[31] In the last quarter of 2019, 6,936 out of an estimated 27,300 Syrian children in the upper-secondary-school-age range, or about 25 percent, were enrolled in grades 11 and 12. "Education Quarterly Dashboard, Q4 2019 (Oct - Dec 2019)," Inter-Sector Working Group Jordan, p.2, (accessed April 28, 2020). In 2017-2018, education ministry data showed 24 percent of Syrian refugee students were enrolled in grades 11-12. We Made A Promise: Ensuring Learning Pathways and Protection for Children and Youth, No Lost Generation, April 2018, p. 29, (accessed April 29, 2020). The Ministry of Education's Open EMIS data portal reports that 20.36 percent of Syrian children were enrolled in secondary school, apparently in 2016-2017, (accessed April 28, 2020).

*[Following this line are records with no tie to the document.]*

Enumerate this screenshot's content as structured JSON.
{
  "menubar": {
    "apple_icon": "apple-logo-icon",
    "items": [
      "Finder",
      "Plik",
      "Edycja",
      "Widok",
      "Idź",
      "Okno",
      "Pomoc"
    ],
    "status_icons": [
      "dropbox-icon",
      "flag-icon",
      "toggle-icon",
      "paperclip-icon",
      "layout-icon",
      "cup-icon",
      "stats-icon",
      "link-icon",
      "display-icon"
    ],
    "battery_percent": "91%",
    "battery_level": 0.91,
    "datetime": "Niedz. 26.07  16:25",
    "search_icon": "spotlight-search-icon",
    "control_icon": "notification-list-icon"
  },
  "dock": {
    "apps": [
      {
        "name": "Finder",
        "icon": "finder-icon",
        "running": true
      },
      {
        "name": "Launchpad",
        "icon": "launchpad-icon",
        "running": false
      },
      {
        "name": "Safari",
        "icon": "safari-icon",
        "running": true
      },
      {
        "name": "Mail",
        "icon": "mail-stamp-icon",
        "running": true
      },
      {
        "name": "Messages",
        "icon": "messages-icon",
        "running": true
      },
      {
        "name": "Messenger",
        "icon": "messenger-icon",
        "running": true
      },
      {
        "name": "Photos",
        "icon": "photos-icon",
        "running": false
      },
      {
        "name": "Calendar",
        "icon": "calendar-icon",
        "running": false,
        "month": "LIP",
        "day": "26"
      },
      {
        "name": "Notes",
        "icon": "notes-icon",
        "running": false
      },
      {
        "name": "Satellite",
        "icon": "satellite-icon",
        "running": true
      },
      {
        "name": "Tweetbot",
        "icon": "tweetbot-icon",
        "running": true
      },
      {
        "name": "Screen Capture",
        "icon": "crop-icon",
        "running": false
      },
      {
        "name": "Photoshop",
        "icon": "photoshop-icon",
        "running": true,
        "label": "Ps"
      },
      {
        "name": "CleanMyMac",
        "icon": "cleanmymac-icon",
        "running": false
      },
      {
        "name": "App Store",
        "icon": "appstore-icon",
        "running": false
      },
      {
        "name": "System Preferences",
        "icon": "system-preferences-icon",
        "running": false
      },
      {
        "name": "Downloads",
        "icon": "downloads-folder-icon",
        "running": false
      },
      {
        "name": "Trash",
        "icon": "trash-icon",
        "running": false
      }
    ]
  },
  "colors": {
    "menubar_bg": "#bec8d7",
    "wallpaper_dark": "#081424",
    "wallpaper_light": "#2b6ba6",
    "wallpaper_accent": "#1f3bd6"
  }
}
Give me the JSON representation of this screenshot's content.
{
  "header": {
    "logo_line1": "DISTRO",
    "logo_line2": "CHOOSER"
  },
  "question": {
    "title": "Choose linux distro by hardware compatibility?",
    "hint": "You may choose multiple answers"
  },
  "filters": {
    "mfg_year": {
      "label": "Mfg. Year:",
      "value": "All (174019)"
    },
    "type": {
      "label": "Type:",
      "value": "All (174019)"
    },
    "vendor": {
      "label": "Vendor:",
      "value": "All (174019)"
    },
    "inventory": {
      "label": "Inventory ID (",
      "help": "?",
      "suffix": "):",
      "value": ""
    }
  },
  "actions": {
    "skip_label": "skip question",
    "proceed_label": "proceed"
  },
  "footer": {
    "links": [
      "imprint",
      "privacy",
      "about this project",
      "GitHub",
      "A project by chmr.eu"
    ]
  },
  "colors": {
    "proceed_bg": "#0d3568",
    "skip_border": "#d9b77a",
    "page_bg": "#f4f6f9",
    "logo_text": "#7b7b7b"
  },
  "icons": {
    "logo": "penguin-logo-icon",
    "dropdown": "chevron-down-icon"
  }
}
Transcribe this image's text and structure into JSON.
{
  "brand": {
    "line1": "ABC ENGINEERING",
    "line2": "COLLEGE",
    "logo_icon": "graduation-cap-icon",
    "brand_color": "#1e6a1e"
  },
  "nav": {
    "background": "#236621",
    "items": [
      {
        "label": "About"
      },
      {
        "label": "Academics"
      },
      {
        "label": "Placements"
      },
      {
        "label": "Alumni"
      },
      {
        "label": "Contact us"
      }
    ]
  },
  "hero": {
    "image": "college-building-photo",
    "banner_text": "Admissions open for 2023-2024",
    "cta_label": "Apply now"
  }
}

[32] Lebanon's education ministry reported that in 2018-2019 there were 4,903 "non-Lebanese" children enrolled in secondary education. In 2017-2018, there were 2,709 Syrians out of 3,600 "non-Lebanese" students in secondary education; in 2015-2016, there were 1,200 Syrians out of 2,200 "non-Lebanese". "RACE II PMU September 2019 Factsheet," Lebanon Ministry of Education and Higher Education, p.2, (accessed April 29, 2020); El-Ghali, Alameddine, Farah and Benchiba, Pathways to and Beyond Education for Refugee Youth in Jordan and Lebanon, American University of Beirut: Issam Fares Institute, March 2019, p. 19 (citing education ministry), (accessed April 29, 2020); Human Rights Watch, "Barriers for High-Risk Populations," "Growing Up Without an Education: Barriers to Education for Syrian Refugee Children in Lebanon," August 2016,

[33] Evaluation of Madad-funded Programmes / Projects for Higher Education: Draft Evaluation Report, Particip Consortium, November 2018 p. 68, In 2018, the EU noted that fewer than three per cent of registered Syrian refugees, ages 15-18, were enrolled in public secondary schools, and around the same fraction in Technical Vocational (TVET) public schools. "Action Document for EU Trust Fund to be used for the decisions of the Operational Board,"

Ref. Ares (2018) 4626764, September 10, 2018, p. 7, (accessed April 28, 2020).

[34] Filippo Grandi, "Introduction," Stepping Up: Refugee Education in Crisis, UNHCR 2019, (accessed May 4, 2020).

[35] See, for example, “Preventing a 'Lost Generation' in Turkey: Support to the Syrian volunteer teachers incentives programme,” IATI identifier DE-1-201640614, classified as “material relief assistance and services.” IATI data on this project is accessible via the Development Portal, (accessed February 16, 2017).

[36] Safe Schools Declaration, May 28, 2015, (accessed January 23, 2020).

[37] Guidelines for Protecting Schools and Universities from Military Use during Armed Conflict, March 18, 2014, (accessed January 23, 2020).

[38] See e.g. Statement by Ambassador Günter Sautter  during the UN Security Council Meeting on Children and Armed Conflict, September 10, 2020; and Remarks by Ambassador Schulz during the UN Security Council VTC Meeting on Children and Armed Conflict, June 23, 2020.

[39] Education Under Attack: 2020, The Global Coalition to Protect Education from Attack, 2020,

[40] United Nations Infantry Battalion Manual, 2012, section 2.13, “Schools shall not be used by the military in their operations.”

[41] UN Department of Peacekeeping Operations, Department of Field Support and Department of Political Affairs, “Child Protection in UN Peace Operations (Policy),” June 2017.

Your tax deductible gift can help stop human rights violations and save lives around the world.

Region / Country